Assignment » Copy every line from the records below that carries the word "title".

[Source data — start]

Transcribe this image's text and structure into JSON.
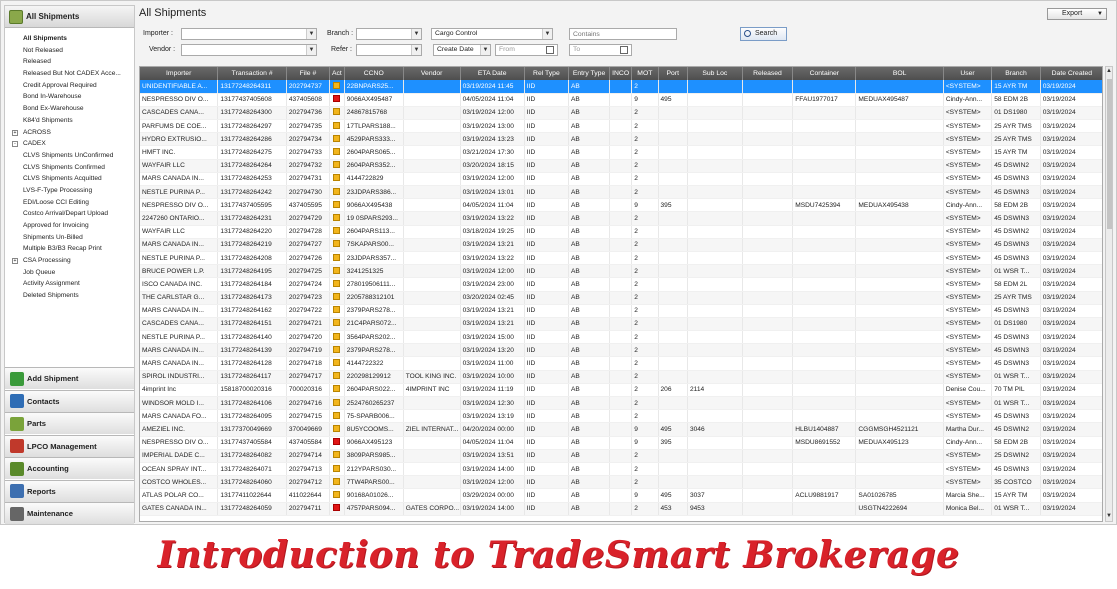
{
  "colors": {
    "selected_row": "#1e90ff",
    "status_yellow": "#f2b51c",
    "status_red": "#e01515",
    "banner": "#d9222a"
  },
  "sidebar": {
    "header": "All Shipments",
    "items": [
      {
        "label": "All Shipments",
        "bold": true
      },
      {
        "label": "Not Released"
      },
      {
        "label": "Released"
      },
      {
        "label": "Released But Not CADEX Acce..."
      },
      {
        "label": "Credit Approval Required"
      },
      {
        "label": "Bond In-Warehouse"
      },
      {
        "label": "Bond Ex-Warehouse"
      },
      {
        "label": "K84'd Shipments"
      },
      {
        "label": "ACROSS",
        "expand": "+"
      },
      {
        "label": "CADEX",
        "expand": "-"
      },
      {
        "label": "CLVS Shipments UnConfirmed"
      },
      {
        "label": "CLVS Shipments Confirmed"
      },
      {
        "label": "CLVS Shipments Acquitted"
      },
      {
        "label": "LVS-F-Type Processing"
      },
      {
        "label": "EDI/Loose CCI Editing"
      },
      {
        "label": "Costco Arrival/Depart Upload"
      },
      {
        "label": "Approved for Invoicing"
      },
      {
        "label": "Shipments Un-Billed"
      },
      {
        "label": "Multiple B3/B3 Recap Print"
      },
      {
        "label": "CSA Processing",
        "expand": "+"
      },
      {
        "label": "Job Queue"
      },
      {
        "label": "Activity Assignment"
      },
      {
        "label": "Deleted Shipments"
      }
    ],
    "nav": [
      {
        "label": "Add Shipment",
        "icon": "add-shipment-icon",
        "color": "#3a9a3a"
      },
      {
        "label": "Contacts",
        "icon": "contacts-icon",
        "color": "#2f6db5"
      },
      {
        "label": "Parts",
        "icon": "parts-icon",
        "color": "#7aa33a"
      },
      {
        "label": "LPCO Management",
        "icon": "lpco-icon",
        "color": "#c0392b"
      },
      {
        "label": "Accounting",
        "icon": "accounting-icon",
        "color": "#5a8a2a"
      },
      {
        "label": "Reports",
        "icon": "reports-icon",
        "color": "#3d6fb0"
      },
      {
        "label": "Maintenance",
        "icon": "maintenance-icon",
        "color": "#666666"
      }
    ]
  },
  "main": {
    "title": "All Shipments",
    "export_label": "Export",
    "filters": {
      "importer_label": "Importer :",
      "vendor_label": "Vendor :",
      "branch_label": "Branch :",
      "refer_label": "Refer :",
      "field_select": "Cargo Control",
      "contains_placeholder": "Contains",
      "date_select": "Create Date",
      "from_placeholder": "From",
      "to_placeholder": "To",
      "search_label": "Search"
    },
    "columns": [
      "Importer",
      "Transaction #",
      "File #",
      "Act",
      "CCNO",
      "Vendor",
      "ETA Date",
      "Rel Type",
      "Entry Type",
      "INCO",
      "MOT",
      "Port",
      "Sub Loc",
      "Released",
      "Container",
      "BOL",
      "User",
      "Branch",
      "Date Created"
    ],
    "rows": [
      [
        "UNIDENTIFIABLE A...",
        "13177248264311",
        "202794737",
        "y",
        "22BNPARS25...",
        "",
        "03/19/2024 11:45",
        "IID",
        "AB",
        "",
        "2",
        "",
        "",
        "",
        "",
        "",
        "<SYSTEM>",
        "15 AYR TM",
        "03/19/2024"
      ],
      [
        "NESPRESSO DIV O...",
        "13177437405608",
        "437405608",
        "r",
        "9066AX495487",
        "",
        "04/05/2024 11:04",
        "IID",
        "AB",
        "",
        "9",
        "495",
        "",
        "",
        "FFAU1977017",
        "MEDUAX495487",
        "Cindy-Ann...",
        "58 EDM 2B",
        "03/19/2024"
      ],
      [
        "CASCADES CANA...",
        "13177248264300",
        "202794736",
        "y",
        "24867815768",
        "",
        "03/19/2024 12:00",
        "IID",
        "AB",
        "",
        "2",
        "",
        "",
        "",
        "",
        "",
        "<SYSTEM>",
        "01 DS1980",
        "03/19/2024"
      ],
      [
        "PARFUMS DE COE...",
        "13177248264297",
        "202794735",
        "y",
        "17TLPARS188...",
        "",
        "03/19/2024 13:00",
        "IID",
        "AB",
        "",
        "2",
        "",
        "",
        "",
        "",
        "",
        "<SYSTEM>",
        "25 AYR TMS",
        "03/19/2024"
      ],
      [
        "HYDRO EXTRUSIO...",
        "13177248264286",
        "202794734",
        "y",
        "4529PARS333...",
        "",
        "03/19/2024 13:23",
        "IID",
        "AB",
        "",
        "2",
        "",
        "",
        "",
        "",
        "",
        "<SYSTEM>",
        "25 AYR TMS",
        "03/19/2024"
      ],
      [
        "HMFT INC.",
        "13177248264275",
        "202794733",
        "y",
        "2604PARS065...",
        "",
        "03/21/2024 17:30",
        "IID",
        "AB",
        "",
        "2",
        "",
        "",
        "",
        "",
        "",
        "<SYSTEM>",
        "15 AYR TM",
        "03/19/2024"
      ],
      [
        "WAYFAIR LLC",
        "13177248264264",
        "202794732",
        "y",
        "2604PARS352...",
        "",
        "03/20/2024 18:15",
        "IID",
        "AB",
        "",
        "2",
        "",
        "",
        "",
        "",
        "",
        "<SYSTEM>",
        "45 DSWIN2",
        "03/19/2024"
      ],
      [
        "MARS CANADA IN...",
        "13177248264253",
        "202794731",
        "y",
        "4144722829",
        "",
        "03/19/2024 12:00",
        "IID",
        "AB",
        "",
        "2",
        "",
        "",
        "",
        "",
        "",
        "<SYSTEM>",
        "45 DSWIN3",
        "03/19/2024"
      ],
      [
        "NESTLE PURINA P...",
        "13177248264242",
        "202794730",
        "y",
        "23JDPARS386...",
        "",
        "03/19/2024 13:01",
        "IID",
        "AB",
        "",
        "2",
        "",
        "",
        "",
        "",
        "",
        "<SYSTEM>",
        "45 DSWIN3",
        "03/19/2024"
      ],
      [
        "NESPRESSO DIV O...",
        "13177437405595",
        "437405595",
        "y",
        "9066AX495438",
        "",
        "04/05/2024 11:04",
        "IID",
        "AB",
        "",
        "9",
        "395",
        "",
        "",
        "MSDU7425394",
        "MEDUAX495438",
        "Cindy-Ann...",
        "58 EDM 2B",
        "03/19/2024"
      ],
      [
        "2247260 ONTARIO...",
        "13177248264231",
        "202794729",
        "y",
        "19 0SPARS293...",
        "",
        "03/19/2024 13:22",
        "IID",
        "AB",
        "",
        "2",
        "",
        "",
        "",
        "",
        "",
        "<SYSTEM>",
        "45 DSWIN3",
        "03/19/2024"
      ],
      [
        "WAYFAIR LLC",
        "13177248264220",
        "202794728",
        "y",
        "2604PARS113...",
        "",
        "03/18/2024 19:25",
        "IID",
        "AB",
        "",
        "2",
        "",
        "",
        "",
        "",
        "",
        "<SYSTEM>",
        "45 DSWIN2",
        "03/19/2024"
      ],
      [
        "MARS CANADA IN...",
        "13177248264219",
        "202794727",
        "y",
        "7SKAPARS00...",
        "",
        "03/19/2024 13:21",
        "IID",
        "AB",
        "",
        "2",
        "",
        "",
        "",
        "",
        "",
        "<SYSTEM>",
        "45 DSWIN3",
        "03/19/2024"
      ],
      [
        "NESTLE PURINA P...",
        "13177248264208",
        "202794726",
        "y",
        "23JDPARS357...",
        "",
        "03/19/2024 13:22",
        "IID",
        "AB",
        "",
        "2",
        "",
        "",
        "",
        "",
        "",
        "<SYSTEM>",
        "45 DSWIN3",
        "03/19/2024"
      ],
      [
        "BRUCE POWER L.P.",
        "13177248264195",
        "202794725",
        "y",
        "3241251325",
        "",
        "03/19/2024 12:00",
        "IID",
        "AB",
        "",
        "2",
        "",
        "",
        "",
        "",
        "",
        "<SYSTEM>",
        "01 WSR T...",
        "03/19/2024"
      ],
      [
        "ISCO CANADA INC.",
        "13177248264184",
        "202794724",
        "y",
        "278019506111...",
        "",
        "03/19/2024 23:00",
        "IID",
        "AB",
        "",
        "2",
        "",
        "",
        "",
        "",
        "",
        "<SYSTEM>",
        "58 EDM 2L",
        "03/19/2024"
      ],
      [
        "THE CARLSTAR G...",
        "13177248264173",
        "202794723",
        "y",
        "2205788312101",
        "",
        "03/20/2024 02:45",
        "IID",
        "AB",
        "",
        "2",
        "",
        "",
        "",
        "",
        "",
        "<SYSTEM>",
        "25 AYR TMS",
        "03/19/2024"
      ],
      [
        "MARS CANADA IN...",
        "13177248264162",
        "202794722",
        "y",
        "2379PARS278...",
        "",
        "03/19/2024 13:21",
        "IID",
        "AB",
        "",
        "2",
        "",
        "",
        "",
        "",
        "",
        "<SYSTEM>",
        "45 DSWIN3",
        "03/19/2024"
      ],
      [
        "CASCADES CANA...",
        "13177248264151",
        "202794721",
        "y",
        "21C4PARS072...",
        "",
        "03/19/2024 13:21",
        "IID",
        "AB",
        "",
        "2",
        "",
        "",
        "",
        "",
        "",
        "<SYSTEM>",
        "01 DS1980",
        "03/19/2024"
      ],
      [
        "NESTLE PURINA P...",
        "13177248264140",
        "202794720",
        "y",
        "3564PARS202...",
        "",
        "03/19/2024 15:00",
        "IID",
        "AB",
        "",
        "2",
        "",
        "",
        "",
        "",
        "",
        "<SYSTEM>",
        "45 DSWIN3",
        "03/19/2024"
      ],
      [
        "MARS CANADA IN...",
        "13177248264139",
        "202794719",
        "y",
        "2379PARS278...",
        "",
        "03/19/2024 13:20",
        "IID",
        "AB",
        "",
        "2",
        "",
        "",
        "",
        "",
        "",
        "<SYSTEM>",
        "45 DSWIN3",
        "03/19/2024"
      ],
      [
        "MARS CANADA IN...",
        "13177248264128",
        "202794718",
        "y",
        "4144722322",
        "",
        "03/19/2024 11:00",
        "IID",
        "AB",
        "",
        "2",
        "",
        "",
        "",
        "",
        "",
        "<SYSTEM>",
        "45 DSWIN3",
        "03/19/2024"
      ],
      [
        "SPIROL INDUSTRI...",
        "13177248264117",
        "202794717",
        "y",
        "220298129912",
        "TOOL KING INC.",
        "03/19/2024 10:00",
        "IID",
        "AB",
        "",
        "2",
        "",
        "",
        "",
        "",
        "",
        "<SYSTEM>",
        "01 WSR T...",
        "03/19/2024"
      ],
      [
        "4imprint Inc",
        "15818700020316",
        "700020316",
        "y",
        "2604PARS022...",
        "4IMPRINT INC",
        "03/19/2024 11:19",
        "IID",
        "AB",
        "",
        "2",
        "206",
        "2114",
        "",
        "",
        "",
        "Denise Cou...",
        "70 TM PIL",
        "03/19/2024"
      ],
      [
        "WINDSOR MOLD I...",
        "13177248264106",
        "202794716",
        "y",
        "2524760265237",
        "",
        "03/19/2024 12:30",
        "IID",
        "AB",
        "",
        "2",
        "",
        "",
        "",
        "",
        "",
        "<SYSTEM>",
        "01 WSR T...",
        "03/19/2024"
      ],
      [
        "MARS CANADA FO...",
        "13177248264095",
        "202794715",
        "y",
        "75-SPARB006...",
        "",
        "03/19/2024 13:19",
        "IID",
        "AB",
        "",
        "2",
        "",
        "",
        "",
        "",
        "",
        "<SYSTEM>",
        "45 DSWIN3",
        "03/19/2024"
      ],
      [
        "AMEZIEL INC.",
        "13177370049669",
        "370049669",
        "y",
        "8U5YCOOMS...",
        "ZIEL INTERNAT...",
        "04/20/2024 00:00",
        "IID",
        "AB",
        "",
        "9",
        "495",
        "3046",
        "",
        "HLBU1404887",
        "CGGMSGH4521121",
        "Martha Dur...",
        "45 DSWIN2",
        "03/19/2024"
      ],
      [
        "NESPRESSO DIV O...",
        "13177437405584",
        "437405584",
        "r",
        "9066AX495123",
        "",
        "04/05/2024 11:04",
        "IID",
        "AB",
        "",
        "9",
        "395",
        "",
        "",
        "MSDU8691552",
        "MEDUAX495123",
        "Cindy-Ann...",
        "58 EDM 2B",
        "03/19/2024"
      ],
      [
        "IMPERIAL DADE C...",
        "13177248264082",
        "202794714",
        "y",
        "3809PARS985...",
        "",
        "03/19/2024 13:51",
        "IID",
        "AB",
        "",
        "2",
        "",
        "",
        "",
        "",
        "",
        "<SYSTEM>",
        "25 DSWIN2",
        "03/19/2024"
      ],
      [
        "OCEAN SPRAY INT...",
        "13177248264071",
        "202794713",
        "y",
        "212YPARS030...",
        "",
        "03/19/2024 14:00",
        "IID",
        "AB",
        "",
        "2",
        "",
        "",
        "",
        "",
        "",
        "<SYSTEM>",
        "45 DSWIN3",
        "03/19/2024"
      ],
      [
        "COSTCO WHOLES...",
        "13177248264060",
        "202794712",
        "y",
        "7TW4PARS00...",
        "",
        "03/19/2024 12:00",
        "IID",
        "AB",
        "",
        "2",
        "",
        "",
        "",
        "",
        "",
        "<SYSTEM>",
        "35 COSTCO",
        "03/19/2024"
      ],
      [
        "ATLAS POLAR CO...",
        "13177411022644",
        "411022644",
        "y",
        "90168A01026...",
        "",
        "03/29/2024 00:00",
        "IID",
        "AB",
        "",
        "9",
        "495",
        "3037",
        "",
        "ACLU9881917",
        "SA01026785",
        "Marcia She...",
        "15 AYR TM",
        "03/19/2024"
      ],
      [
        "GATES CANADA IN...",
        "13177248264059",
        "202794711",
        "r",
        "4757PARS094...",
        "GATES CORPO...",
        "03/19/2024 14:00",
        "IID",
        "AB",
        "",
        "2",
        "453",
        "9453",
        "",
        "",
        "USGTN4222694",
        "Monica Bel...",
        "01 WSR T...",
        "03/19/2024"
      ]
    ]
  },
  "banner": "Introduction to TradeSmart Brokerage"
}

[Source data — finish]
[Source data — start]

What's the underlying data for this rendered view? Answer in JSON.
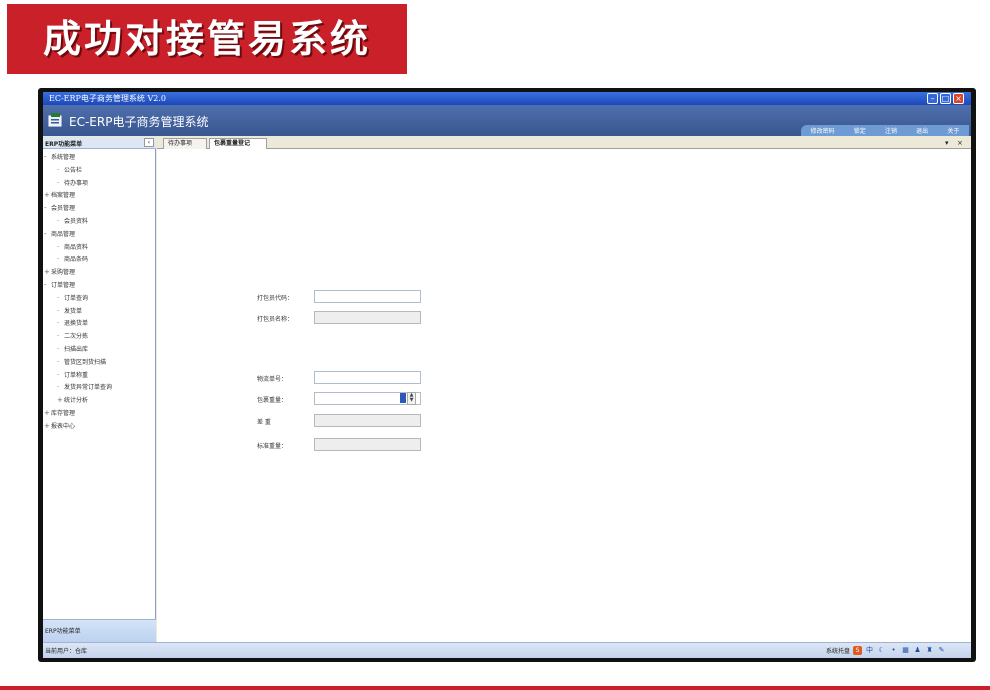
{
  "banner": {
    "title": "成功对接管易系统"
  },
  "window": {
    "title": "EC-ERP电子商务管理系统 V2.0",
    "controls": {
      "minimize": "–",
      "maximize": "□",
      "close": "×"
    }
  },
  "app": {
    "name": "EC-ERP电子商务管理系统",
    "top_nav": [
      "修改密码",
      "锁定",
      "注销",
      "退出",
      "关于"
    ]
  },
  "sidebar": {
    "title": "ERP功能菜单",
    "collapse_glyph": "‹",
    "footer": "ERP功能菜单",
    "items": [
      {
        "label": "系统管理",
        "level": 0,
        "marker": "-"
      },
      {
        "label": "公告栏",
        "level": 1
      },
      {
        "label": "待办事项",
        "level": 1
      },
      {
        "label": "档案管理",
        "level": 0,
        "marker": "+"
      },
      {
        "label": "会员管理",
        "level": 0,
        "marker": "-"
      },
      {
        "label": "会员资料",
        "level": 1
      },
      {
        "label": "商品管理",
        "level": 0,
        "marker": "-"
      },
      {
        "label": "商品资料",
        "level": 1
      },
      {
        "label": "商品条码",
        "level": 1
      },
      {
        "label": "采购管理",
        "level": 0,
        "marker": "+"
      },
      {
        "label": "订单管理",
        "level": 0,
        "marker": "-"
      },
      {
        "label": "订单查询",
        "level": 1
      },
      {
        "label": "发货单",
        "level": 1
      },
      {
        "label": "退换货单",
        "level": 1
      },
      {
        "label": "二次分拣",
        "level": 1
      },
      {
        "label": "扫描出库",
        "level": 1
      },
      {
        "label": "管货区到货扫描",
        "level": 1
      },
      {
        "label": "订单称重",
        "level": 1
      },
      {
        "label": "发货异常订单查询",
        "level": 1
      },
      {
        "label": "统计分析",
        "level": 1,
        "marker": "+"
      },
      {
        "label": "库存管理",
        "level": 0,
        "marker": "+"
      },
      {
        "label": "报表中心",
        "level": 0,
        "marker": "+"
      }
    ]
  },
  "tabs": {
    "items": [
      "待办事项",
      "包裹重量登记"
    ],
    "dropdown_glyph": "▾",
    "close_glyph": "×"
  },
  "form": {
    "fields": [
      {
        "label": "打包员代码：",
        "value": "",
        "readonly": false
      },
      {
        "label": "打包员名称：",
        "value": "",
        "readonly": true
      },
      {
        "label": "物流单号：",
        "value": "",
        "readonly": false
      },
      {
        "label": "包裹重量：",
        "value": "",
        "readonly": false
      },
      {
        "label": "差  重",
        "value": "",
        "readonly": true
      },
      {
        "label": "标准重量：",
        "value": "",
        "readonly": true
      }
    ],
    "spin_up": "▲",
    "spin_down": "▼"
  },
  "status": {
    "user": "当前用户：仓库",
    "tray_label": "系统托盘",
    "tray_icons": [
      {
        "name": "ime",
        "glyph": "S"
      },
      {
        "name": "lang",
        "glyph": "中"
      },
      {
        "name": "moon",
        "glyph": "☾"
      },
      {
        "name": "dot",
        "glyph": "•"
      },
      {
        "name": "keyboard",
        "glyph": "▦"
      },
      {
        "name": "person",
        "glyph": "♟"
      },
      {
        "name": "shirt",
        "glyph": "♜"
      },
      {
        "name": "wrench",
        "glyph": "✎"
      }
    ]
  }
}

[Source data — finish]

Written solution »
    "title": "All Shipments",
    "title": "成功对接管易系统"
    "title": "EC-ERP电子商务管理系统 V2.0",
    "title": "ERP功能菜单",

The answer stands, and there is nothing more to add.